CHARLOTTE, N.C. — A boost in benefits to more than $800,000 for Gloria Pace King, president of United Way of Central Carolinas, has ignited controversy.
This year, King, will receive a contribution of $822,507 to her retirement plan, more than six times the previous year’s contribution.
With the increase, Pace’s total compensation now tops $1.2 million.
Graham Denton, the agency’s board chairman, told local TV station WCNC that King’s compensation was deserved, and the nonprofit’s website has since posted a statement to that effect.
But a survey by the Chronicle of Philanthropy shows King is paid considerably more than other United Way CEOs who raise twice as much in contributions, WCNC reports.
United Way of Central Carolinas, which funds 98 nonprofit groups in Mecklenburg, Union, Cabarrus and Anson counties, last year raised $44 million under King’s leadership, the most ever for the organization.
United Way in Seattle raised more than $100 million, and according to the Chronicle survey, its CEO earned over $100,000 less than King’s salary of $365,000 in 2007.

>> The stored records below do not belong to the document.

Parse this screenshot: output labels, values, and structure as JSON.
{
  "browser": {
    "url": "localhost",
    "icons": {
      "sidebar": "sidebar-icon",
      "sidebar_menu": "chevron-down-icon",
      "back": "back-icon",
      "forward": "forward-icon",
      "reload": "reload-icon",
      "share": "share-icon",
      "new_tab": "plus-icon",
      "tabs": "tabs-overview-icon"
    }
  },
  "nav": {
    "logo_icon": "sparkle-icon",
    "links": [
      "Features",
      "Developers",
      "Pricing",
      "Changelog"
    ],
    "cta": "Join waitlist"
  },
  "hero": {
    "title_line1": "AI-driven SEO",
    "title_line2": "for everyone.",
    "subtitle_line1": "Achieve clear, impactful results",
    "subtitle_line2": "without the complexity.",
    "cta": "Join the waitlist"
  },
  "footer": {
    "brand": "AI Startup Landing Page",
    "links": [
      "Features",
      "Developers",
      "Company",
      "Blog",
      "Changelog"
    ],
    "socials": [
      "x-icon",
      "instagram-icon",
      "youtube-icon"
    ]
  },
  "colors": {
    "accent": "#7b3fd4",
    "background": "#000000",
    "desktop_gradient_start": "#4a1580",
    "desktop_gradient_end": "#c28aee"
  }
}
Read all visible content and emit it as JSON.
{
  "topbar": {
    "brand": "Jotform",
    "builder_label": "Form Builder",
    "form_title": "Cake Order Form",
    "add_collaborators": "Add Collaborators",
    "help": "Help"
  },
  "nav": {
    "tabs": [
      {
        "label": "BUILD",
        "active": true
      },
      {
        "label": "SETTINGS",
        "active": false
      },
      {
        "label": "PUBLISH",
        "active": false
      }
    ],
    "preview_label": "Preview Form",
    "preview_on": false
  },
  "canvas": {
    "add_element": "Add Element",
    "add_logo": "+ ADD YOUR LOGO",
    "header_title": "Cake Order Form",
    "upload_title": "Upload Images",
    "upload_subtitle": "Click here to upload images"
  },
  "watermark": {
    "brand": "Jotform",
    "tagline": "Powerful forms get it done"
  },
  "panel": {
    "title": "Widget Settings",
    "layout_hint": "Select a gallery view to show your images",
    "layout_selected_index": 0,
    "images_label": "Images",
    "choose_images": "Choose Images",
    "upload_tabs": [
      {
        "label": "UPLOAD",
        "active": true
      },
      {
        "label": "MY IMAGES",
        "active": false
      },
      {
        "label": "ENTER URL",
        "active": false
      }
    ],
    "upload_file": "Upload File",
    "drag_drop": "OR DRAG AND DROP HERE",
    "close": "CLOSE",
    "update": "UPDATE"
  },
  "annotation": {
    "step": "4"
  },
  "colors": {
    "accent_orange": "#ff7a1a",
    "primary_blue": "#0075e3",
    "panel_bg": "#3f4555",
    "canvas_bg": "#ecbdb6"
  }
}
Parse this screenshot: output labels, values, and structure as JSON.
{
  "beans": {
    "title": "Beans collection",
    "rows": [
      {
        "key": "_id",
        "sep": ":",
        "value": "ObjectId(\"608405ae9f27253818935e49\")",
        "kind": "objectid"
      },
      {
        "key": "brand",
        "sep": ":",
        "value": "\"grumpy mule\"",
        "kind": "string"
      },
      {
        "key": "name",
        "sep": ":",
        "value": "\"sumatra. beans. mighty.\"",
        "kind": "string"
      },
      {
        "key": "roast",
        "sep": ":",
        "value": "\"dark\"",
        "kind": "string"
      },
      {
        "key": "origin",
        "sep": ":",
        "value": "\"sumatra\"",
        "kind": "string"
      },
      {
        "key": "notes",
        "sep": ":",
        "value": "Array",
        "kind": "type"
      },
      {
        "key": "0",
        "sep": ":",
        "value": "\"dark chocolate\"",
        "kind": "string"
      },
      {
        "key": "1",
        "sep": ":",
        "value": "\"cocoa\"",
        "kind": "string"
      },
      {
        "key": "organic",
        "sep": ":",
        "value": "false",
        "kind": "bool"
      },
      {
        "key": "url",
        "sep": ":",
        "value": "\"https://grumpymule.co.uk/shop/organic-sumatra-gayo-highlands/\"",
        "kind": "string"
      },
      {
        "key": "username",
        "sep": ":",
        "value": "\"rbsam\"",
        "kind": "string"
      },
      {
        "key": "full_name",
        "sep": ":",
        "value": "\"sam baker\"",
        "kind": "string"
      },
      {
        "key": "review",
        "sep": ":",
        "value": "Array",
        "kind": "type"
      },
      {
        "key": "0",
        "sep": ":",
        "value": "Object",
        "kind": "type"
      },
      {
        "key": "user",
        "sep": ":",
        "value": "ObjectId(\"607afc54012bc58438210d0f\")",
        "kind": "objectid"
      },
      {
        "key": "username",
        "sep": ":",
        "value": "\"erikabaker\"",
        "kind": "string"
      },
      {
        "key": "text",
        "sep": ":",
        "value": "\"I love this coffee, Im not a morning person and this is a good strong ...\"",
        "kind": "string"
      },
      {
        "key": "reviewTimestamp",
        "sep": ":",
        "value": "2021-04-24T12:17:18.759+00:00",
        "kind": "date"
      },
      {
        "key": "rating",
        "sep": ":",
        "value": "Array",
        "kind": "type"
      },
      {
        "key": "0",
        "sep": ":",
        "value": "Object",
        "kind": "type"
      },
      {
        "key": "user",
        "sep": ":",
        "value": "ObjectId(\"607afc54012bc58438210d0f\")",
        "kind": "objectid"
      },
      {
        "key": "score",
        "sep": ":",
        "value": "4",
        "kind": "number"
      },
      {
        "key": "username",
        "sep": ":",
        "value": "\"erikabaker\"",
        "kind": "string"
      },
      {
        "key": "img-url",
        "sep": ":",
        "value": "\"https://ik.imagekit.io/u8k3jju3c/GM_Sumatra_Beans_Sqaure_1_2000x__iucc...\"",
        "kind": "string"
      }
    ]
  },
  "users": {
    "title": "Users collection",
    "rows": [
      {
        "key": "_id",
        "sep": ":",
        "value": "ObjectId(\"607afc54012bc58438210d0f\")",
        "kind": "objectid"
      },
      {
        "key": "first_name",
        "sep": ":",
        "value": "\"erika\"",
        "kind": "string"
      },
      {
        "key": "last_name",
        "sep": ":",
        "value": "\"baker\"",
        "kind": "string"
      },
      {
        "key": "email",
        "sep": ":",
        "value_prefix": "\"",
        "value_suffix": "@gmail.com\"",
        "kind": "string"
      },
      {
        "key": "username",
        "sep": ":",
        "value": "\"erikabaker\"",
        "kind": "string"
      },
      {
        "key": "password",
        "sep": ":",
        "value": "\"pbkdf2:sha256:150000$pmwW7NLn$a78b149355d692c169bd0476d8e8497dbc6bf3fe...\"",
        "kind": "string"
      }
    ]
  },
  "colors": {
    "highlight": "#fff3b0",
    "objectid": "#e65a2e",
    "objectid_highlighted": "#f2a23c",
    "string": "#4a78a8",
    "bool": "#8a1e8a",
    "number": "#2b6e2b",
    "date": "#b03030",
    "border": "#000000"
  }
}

Pace’s current compensation would rank her third on the list of 42 United Way executives surveyed.
United Way executives typically receive higher compensation than other nonprofit CEOs, Aaron Dorfman, executive director of charity watchdog group the National Committee for Responsive Philanthropy, toldthe Charlotte Observer.
But he said he’d rarely seen such a large increase in pay packages.
“Nonprofit executives deserve fair compensation packages, but this is outrageous,” he said. “Why do people believe that we can retain the trust of the public when we pay people at outrageous levels like this?”
Increasing contributions to retirement plans is a common retention tool for high-level executives in the private sector, whose pensions are capped by federal law.